Problem to work on: Copy every entry exactly as given, minus the images.

Material provided:
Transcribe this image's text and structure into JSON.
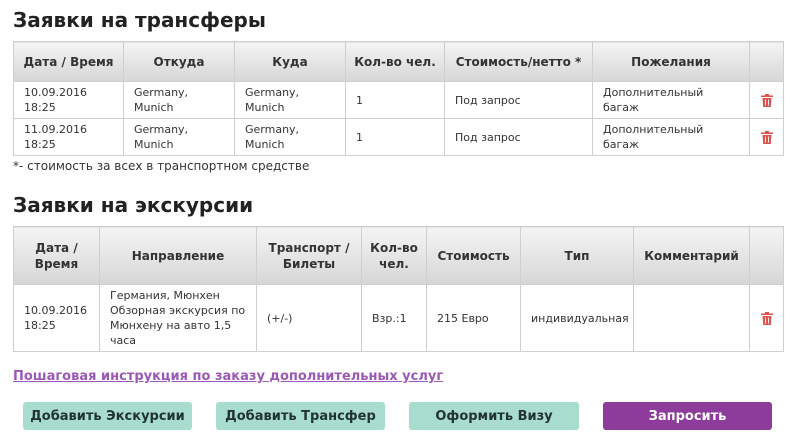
{
  "transfers": {
    "title": "Заявки на трансферы",
    "headers": [
      "Дата / Время",
      "Откуда",
      "Куда",
      "Кол-во чел.",
      "Стоимость/нетто *",
      "Пожелания"
    ],
    "rows": [
      {
        "date": "10.09.2016",
        "time": "18:25",
        "from": "Germany, Munich",
        "to": "Germany, Munich",
        "count": "1",
        "price": "Под запрос",
        "wishes": "Дополнительный багаж"
      },
      {
        "date": "11.09.2016",
        "time": "18:25",
        "from": "Germany, Munich",
        "to": "Germany, Munich",
        "count": "1",
        "price": "Под запрос",
        "wishes": "Дополнительный багаж"
      }
    ],
    "note": "*- стоимость за всех в транспортном средстве"
  },
  "excursions": {
    "title": "Заявки на экскурсии",
    "headers": [
      "Дата / Время",
      "Направление",
      "Транспорт / Билеты",
      "Кол-во чел.",
      "Стоимость",
      "Тип",
      "Комментарий"
    ],
    "rows": [
      {
        "date": "10.09.2016",
        "time": "18:25",
        "direction": "Германия, Мюнхен Обзорная экскурсия по Мюнхену на авто 1,5 часа",
        "transport": "(+/-)",
        "count": "Взр.:1",
        "price": "215 Евро",
        "type": "индивидуальная",
        "comment": ""
      }
    ]
  },
  "links": {
    "instructions": "Пошаговая инструкция по заказу дополнительных услуг"
  },
  "buttons": {
    "add_excursion": "Добавить Экскурсии",
    "add_transfer": "Добавить Трансфер",
    "visa": "Оформить Визу",
    "request": "Запросить"
  },
  "icons": {
    "delete": "trash-icon"
  },
  "colors": {
    "accent_purple": "#8d3c9b",
    "button_teal": "#a7dccf",
    "link": "#9b59b6",
    "delete_icon": "#d9534f"
  }
}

Answer to this task:
Transcribe this image's text and structure into JSON.
{
  "transfers": {
    "title": "Заявки на трансферы",
    "headers": [
      "Дата / Время",
      "Откуда",
      "Куда",
      "Кол-во чел.",
      "Стоимость/нетто *",
      "Пожелания"
    ],
    "rows": [
      {
        "date": "10.09.2016",
        "time": "18:25",
        "from": "Germany, Munich",
        "to": "Germany, Munich",
        "count": "1",
        "price": "Под запрос",
        "wishes": "Дополнительный багаж"
      },
      {
        "date": "11.09.2016",
        "time": "18:25",
        "from": "Germany, Munich",
        "to": "Germany, Munich",
        "count": "1",
        "price": "Под запрос",
        "wishes": "Дополнительный багаж"
      }
    ],
    "note": "*- стоимость за всех в транспортном средстве"
  },
  "excursions": {
    "title": "Заявки на экскурсии",
    "headers": [
      "Дата / Время",
      "Направление",
      "Транспорт / Билеты",
      "Кол-во чел.",
      "Стоимость",
      "Тип",
      "Комментарий"
    ],
    "rows": [
      {
        "date": "10.09.2016",
        "time": "18:25",
        "direction": "Германия, Мюнхен Обзорная экскурсия по Мюнхену на авто 1,5 часа",
        "transport": "(+/-)",
        "count": "Взр.:1",
        "price": "215 Евро",
        "type": "индивидуальная",
        "comment": ""
      }
    ]
  },
  "links": {
    "instructions": "Пошаговая инструкция по заказу дополнительных услуг"
  },
  "buttons": {
    "add_excursion": "Добавить Экскурсии",
    "add_transfer": "Добавить Трансфер",
    "visa": "Оформить Визу",
    "request": "Запросить"
  },
  "icons": {
    "delete": "trash-icon"
  },
  "colors": {
    "accent_purple": "#8d3c9b",
    "button_teal": "#a7dccf",
    "link": "#9b59b6",
    "delete_icon": "#d9534f"
  }
}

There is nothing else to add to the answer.